“Fewer bulls were sold than the previous auction in April, although the quality of the animals on offer was good,” said Namibia Genetics Auction Group leader Bianca Lueesse. “This is probably due to Covid-19 restrictions as buyers were not able to see the bulls in advance to be able to make a decision.”
Lueesse said the auction was satisfactory regarding heifer and cow sales. “Most farmers are still building their herds after the 2019 drought, and females are in high demand,” she said. Asked how the pandemic has impacted the Group, Lueesse replied that it was challenging since the animal’s usual upkeep was disrupted due to members getting infected with the virus. “Fortunately, we did not lose any members,” said Lueesse.
Established in 2011 and sponsored by Bank Windhoek, the Namibia Genetics Auction Group comprises 15 members specialising in seven different cattle breeds. It is the biggest cattle breeding group in the country based on membership and breeds bulls and cows best suited to Namibia’s harsh environment.
The Group holds two annual auctions, one in May and another in August.

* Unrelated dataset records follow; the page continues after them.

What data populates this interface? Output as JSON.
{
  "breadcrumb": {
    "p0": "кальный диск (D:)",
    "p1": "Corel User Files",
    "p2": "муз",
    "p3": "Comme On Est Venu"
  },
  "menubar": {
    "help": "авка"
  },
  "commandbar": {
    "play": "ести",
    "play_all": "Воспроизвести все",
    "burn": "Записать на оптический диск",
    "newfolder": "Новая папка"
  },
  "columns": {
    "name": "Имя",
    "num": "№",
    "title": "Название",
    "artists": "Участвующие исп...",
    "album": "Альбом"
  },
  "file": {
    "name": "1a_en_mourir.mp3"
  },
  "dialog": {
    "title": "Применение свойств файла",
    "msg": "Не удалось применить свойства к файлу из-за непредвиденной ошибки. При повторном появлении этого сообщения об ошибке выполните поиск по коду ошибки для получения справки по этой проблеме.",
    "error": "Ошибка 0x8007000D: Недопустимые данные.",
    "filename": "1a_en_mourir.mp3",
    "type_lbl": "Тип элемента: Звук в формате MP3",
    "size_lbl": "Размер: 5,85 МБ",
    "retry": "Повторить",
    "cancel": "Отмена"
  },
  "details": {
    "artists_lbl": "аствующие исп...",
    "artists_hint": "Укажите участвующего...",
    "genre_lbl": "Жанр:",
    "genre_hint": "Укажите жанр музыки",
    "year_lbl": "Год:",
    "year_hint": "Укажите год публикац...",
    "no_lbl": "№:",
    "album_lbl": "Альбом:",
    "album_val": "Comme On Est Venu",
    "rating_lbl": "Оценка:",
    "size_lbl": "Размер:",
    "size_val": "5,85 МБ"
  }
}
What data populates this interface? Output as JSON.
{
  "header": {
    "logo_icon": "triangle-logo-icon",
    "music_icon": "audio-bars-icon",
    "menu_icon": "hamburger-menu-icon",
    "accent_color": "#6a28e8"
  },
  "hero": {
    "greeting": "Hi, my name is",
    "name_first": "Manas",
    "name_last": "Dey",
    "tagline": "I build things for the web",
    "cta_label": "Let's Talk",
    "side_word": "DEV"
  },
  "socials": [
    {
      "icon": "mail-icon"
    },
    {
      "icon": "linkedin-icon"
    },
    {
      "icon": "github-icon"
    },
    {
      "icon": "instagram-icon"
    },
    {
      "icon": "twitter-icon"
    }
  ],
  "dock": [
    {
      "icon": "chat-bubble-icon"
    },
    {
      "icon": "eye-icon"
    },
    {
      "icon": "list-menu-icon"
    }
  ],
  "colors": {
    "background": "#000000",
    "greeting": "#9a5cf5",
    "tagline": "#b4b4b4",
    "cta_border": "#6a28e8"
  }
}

“We have a great relationship with Bank Windhoek, and for the past three years, we have stepped up our marketing. These developments are because of the Bank’s support, which has made our auctions bigger and better,” said Lueesse.
Bank Windhoek’s Executive Officer of Retail Banking Services and Specialist Finance, James Chapman, said the Bank remains committed to supporting the agricultural sector.
“Even though the sector has experienced good rains and higher prices in the meat industry, the sector continued to experience certain challenges like late harvests and veld fires in large parts of the country this year. It remains one of the key sectors of the Namibian economy, especially for job creation,” he said.
“At Bank Windhoek, we understand this and will continue to support the agricultural sector because we believe that the sector is resilient and will continue to stand the test of challenging times.”
Lueesse concluded by thanking Bank Windhoek for its support over the years. “The Bank’s support allows us to contribute to the country’s food production in terms of cattle farming, and we are grateful.”